- **WHAT TO PRODUCE**: Set down every line of the data exactly, skipping the pictures.

- **INFORMATION PROVIDED**:
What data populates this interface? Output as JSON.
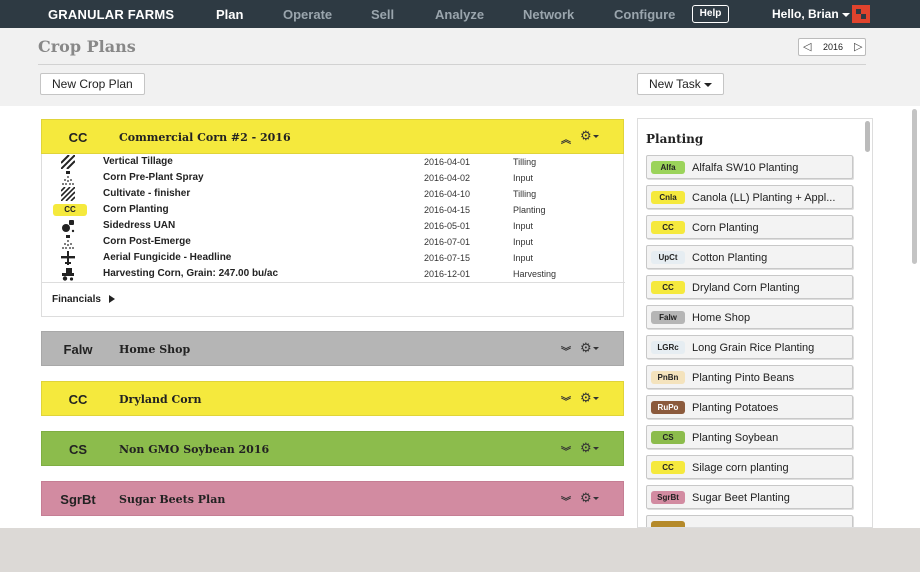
{
  "nav": {
    "brand": "GRANULAR FARMS",
    "links": [
      "Plan",
      "Operate",
      "Sell",
      "Analyze",
      "Network",
      "Configure"
    ],
    "active": "Plan",
    "help": "Help",
    "user": "Hello, Brian"
  },
  "header": {
    "title": "Crop Plans",
    "year": "2016",
    "new_plan": "New Crop Plan",
    "new_task": "New Task"
  },
  "plans": [
    {
      "code": "CC",
      "name": "Commercial Corn #2 - 2016",
      "color": "#f5e93d",
      "expanded": true,
      "tasks": [
        {
          "icon": "tillage-icon",
          "name": "Vertical Tillage",
          "date": "2016-04-01",
          "type": "Tilling"
        },
        {
          "icon": "spray-icon",
          "name": "Corn Pre-Plant Spray",
          "date": "2016-04-02",
          "type": "Input"
        },
        {
          "icon": "tillage-icon",
          "name": "Cultivate - finisher",
          "date": "2016-04-10",
          "type": "Tilling"
        },
        {
          "icon": "badge",
          "badge": "CC",
          "name": "Corn Planting",
          "date": "2016-04-15",
          "type": "Planting"
        },
        {
          "icon": "fertilizer-icon",
          "name": "Sidedress UAN",
          "date": "2016-05-01",
          "type": "Input"
        },
        {
          "icon": "spray-icon",
          "name": "Corn Post-Emerge",
          "date": "2016-07-01",
          "type": "Input"
        },
        {
          "icon": "plane-icon",
          "name": "Aerial Fungicide - Headline",
          "date": "2016-07-15",
          "type": "Input"
        },
        {
          "icon": "harvester-icon",
          "name": "Harvesting Corn, Grain: 247.00 bu/ac",
          "date": "2016-12-01",
          "type": "Harvesting"
        }
      ],
      "financials": "Financials"
    },
    {
      "code": "Falw",
      "name": "Home Shop",
      "color": "#b5b5b5"
    },
    {
      "code": "CC",
      "name": "Dryland Corn",
      "color": "#f5e93d"
    },
    {
      "code": "CS",
      "name": "Non GMO Soybean 2016",
      "color": "#8cbc4c"
    },
    {
      "code": "SgrBt",
      "name": "Sugar Beets Plan",
      "color": "#d28ba1"
    }
  ],
  "panel": {
    "title": "Planting",
    "templates": [
      {
        "badge": "Alfa",
        "color": "#9bd35a",
        "label": "Alfalfa SW10 Planting"
      },
      {
        "badge": "Cnla",
        "color": "#f5e93d",
        "label": "Canola (LL) Planting + Appl..."
      },
      {
        "badge": "CC",
        "color": "#f5e93d",
        "label": "Corn Planting"
      },
      {
        "badge": "UpCt",
        "color": "#e6edf2",
        "label": "Cotton Planting"
      },
      {
        "badge": "CC",
        "color": "#f5e93d",
        "label": "Dryland Corn Planting"
      },
      {
        "badge": "Falw",
        "color": "#b5b5b5",
        "label": "Home Shop"
      },
      {
        "badge": "LGRc",
        "color": "#e6edf2",
        "label": "Long Grain Rice Planting"
      },
      {
        "badge": "PnBn",
        "color": "#f4e3bd",
        "label": "Planting Pinto Beans"
      },
      {
        "badge": "RuPo",
        "color": "#8b5a3c",
        "label": "Planting Potatoes"
      },
      {
        "badge": "CS",
        "color": "#8cbc4c",
        "label": "Planting Soybean"
      },
      {
        "badge": "CC",
        "color": "#f5e93d",
        "label": "Silage corn planting"
      },
      {
        "badge": "SgrBt",
        "color": "#d28ba1",
        "label": "Sugar Beet Planting"
      },
      {
        "badge": "",
        "color": "#b58a2a",
        "label": ""
      }
    ]
  }
}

- **RESPONSE**:
What data populates this interface? Output as JSON.
{
  "nav": {
    "brand": "GRANULAR FARMS",
    "links": [
      "Plan",
      "Operate",
      "Sell",
      "Analyze",
      "Network",
      "Configure"
    ],
    "active": "Plan",
    "help": "Help",
    "user": "Hello, Brian"
  },
  "header": {
    "title": "Crop Plans",
    "year": "2016",
    "new_plan": "New Crop Plan",
    "new_task": "New Task"
  },
  "plans": [
    {
      "code": "CC",
      "name": "Commercial Corn #2 - 2016",
      "color": "#f5e93d",
      "expanded": true,
      "tasks": [
        {
          "icon": "tillage-icon",
          "name": "Vertical Tillage",
          "date": "2016-04-01",
          "type": "Tilling"
        },
        {
          "icon": "spray-icon",
          "name": "Corn Pre-Plant Spray",
          "date": "2016-04-02",
          "type": "Input"
        },
        {
          "icon": "tillage-icon",
          "name": "Cultivate - finisher",
          "date": "2016-04-10",
          "type": "Tilling"
        },
        {
          "icon": "badge",
          "badge": "CC",
          "name": "Corn Planting",
          "date": "2016-04-15",
          "type": "Planting"
        },
        {
          "icon": "fertilizer-icon",
          "name": "Sidedress UAN",
          "date": "2016-05-01",
          "type": "Input"
        },
        {
          "icon": "spray-icon",
          "name": "Corn Post-Emerge",
          "date": "2016-07-01",
          "type": "Input"
        },
        {
          "icon": "plane-icon",
          "name": "Aerial Fungicide - Headline",
          "date": "2016-07-15",
          "type": "Input"
        },
        {
          "icon": "harvester-icon",
          "name": "Harvesting Corn, Grain: 247.00 bu/ac",
          "date": "2016-12-01",
          "type": "Harvesting"
        }
      ],
      "financials": "Financials"
    },
    {
      "code": "Falw",
      "name": "Home Shop",
      "color": "#b5b5b5"
    },
    {
      "code": "CC",
      "name": "Dryland Corn",
      "color": "#f5e93d"
    },
    {
      "code": "CS",
      "name": "Non GMO Soybean 2016",
      "color": "#8cbc4c"
    },
    {
      "code": "SgrBt",
      "name": "Sugar Beets Plan",
      "color": "#d28ba1"
    }
  ],
  "panel": {
    "title": "Planting",
    "templates": [
      {
        "badge": "Alfa",
        "color": "#9bd35a",
        "label": "Alfalfa SW10 Planting"
      },
      {
        "badge": "Cnla",
        "color": "#f5e93d",
        "label": "Canola (LL) Planting + Appl..."
      },
      {
        "badge": "CC",
        "color": "#f5e93d",
        "label": "Corn Planting"
      },
      {
        "badge": "UpCt",
        "color": "#e6edf2",
        "label": "Cotton Planting"
      },
      {
        "badge": "CC",
        "color": "#f5e93d",
        "label": "Dryland Corn Planting"
      },
      {
        "badge": "Falw",
        "color": "#b5b5b5",
        "label": "Home Shop"
      },
      {
        "badge": "LGRc",
        "color": "#e6edf2",
        "label": "Long Grain Rice Planting"
      },
      {
        "badge": "PnBn",
        "color": "#f4e3bd",
        "label": "Planting Pinto Beans"
      },
      {
        "badge": "RuPo",
        "color": "#8b5a3c",
        "label": "Planting Potatoes"
      },
      {
        "badge": "CS",
        "color": "#8cbc4c",
        "label": "Planting Soybean"
      },
      {
        "badge": "CC",
        "color": "#f5e93d",
        "label": "Silage corn planting"
      },
      {
        "badge": "SgrBt",
        "color": "#d28ba1",
        "label": "Sugar Beet Planting"
      },
      {
        "badge": "",
        "color": "#b58a2a",
        "label": ""
      }
    ]
  }
}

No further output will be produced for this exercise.